Public Knowledge, the Center for Democracy and Technology and the Electronic Frontier Foundation told a federal court Wednesday that a publicly ringing phone is no different from a person humming a tune in an elevator, listening to music in a convertible, or singing Happy Birthday at a party in the park — all activities that are not considered copyright infringements.
But the American Society of Composers, Authors, and Publishers or ASCAP, a group that collects royalties for artists and songwriters, wants big telecom companies to pay it extra for the ringtones they sell, arguing that the ringtones constitute a “public performance.” ASCAP collects royalties anywhere where there is money to found — from internet radio stations to a taco stand with a radio next to the grill to giant arenas to a coffee shop where someone might cover a song on open mic night.
ASCAP’s licensing page for ringtones no longer exists on its site, but can be found in the Internet Archive and a model ringtone licensing agreement is available as well.
While ASCAP says it’s not going to sue individuals for unauthorized public ringing, the group’s arguments (.pdf) are dangerous, the groups argue.

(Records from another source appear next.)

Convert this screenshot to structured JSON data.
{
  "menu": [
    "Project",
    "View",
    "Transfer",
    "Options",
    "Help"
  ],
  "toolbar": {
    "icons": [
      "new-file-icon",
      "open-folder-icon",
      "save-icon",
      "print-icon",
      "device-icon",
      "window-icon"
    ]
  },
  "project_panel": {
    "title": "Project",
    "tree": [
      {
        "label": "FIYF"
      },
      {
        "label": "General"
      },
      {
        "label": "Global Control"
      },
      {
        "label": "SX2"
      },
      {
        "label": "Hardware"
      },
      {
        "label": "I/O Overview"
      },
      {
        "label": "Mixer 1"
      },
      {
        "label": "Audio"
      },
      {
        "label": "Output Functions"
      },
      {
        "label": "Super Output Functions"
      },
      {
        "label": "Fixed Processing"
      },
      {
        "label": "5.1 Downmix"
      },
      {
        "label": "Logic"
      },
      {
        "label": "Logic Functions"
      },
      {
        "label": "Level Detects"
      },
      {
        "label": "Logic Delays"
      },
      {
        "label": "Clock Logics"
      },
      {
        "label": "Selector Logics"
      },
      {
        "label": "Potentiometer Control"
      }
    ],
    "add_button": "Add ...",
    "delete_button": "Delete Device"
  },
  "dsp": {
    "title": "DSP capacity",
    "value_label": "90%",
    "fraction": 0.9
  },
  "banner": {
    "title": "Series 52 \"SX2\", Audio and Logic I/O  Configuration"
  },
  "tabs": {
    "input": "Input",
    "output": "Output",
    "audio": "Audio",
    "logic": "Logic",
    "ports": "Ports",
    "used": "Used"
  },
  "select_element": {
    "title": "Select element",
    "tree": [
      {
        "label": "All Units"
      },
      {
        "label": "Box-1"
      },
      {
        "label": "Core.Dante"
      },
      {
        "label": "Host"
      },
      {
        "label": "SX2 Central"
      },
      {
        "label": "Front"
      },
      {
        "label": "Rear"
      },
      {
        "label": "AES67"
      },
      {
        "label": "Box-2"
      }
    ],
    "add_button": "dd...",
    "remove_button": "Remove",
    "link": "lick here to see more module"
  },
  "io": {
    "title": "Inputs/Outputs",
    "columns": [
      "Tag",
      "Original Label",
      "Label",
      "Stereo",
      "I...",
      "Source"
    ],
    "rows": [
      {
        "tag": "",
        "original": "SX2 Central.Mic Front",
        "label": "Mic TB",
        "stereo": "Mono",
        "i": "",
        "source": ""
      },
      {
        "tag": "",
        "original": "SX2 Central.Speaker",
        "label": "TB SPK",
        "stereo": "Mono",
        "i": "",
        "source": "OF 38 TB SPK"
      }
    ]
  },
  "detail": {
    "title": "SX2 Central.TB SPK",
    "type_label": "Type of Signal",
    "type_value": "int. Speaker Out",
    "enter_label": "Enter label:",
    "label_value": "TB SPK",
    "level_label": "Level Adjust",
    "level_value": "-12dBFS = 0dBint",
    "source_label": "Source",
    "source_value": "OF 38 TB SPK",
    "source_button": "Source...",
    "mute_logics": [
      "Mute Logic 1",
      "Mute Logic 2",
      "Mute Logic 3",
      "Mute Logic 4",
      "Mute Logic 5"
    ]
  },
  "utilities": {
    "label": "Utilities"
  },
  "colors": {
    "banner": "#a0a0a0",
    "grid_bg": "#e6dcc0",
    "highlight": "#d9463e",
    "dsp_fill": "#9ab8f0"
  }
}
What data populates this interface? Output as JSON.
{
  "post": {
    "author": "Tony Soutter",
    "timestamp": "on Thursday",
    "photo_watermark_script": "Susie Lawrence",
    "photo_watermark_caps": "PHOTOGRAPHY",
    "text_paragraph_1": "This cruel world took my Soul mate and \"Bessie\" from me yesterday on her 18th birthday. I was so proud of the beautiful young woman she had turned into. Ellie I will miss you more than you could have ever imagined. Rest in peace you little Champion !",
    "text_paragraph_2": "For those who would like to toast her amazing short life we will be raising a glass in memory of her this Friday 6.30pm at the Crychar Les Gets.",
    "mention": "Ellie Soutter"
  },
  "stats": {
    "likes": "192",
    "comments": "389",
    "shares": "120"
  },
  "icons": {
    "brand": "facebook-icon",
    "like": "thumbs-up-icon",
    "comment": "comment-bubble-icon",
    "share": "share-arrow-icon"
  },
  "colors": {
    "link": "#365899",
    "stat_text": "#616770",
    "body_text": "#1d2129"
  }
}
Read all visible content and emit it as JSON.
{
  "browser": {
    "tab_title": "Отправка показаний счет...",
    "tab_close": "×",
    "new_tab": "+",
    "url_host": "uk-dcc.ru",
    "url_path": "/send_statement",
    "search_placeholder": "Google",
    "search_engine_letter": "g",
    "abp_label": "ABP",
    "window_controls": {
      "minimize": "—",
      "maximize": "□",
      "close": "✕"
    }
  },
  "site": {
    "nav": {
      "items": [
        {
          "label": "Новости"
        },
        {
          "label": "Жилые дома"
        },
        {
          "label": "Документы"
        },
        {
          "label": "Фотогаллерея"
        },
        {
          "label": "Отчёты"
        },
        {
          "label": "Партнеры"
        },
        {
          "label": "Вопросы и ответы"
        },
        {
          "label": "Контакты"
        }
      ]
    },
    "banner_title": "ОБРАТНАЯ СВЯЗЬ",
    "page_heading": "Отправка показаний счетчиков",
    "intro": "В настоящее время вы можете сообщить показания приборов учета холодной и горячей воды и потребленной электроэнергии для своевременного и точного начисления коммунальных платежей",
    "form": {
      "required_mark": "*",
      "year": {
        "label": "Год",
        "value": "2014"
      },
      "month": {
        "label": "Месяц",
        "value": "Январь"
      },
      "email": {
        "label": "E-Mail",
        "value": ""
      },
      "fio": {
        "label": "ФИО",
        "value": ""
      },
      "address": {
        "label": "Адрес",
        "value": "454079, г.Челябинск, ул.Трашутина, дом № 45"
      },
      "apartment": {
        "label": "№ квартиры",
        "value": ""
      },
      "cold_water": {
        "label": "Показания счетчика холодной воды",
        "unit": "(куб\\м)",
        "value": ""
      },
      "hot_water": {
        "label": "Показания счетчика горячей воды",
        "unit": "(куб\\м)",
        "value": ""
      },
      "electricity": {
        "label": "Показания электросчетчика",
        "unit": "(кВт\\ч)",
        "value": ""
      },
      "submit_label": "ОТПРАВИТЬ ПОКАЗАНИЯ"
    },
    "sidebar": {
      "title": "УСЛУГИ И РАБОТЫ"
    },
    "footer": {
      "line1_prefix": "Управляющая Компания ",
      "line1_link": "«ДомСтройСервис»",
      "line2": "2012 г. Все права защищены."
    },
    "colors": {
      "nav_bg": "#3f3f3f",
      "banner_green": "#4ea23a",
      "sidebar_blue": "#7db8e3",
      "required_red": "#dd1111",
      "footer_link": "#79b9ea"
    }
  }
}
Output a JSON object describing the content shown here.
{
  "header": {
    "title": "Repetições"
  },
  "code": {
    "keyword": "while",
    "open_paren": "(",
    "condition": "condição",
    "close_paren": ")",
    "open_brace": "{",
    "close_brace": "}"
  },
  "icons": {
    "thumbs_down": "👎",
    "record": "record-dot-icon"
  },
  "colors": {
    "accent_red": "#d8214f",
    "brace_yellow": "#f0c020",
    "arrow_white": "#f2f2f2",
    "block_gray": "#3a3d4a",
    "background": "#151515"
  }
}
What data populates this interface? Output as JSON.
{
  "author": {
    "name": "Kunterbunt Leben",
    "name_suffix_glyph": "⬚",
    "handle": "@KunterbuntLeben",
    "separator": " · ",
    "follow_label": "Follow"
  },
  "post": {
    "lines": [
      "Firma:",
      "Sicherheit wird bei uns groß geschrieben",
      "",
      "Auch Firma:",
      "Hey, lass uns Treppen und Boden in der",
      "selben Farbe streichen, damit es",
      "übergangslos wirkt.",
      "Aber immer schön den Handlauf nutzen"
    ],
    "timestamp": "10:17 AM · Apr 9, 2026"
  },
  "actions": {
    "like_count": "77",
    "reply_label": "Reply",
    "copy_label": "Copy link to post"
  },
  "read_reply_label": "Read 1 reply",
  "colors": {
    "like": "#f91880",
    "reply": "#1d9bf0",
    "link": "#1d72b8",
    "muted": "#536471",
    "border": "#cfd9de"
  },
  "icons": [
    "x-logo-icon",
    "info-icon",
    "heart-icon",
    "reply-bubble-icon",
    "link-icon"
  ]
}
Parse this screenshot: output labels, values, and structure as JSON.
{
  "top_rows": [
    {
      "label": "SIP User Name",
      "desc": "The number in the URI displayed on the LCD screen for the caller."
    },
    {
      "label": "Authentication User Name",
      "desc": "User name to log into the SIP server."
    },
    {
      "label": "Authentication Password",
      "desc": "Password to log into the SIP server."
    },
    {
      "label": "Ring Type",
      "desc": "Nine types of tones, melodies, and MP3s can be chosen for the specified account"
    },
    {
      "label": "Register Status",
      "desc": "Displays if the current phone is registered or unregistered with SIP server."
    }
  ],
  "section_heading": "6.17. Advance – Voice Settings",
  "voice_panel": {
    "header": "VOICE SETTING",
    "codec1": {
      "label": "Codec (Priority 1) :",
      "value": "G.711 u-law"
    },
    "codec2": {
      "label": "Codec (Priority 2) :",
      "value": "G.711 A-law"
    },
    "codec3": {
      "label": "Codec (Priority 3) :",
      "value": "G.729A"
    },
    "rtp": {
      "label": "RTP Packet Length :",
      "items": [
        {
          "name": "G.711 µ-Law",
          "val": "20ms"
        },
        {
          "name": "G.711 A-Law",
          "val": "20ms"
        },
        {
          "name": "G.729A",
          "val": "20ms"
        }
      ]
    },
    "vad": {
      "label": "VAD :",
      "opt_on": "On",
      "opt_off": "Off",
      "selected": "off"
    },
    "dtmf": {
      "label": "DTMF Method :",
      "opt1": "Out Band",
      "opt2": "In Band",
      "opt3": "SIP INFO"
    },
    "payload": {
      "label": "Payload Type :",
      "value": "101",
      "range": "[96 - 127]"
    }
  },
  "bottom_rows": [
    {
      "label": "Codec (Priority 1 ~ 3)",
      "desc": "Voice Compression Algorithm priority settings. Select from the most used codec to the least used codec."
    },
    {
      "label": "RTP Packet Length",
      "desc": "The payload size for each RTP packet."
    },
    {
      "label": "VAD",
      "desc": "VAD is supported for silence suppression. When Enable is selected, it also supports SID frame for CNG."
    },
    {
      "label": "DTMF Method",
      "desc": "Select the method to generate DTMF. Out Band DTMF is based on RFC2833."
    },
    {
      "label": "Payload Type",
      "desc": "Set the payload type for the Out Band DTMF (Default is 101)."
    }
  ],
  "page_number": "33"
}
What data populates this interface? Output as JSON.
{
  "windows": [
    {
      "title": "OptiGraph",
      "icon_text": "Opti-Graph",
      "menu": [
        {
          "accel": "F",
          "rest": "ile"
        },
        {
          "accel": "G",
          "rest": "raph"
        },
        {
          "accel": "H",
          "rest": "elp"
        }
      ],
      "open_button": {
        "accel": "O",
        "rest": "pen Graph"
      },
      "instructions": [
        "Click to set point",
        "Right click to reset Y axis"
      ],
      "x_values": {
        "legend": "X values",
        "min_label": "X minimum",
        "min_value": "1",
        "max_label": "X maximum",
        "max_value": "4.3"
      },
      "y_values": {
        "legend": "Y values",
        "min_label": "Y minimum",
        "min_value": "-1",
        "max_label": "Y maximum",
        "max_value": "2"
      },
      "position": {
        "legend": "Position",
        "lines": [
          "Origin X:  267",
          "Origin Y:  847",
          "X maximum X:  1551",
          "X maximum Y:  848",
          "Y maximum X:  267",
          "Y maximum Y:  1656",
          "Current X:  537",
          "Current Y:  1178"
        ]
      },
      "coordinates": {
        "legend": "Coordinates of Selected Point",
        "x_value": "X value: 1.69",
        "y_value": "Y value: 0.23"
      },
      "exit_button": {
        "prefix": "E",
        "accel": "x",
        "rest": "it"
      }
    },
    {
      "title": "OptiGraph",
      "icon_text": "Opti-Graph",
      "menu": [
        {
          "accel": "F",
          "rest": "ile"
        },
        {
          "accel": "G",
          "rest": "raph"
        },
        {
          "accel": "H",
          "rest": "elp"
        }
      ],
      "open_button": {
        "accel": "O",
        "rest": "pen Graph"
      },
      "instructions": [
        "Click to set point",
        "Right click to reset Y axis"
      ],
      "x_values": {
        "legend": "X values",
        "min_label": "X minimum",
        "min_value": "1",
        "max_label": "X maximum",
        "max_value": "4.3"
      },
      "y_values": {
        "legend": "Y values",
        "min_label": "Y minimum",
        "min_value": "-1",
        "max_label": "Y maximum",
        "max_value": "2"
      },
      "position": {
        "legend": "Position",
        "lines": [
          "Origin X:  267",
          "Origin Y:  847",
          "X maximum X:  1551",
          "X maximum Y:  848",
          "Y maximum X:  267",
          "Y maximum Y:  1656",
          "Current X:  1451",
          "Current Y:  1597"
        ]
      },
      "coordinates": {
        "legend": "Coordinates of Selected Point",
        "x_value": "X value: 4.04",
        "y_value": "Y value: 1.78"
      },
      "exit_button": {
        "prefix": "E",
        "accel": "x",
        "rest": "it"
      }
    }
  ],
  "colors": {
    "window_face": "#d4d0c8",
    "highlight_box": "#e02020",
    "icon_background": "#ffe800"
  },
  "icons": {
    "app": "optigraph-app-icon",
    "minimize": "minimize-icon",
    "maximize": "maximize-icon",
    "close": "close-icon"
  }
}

“Whether or not consumers are directly targeted by ASCAP members for royalties or litigation, they will face increased prices, the risk of suit in other contexts, and an artificially depleted set of innovative technologies and services if ASCAP’s arguments are accepted here,” the groups wrote in a friend of the court brief (.pdf).
Fines for copyright infringement are steep, up to $150,000 per violation. For example, Jammie Thomas, who was busted sharing 24 copyrighted music files on the internet, was fined $1.92 million by a jury in June.
The tiff comes in a suit ASCAP filed against AT&T and Verizon that now pending in a Manhattan federal court. EFF, and the other two groups, are asking the court to throw out the suit against the nation’s largest wireless carriers. Now there’s some irony for you.
And by the by, you shouldn’t be paying for ringtones anyway. Buy the music once and use it how you like – though that’s often easier said than done given how this country’s mobile carriers treat your mobile device as if it were theirs."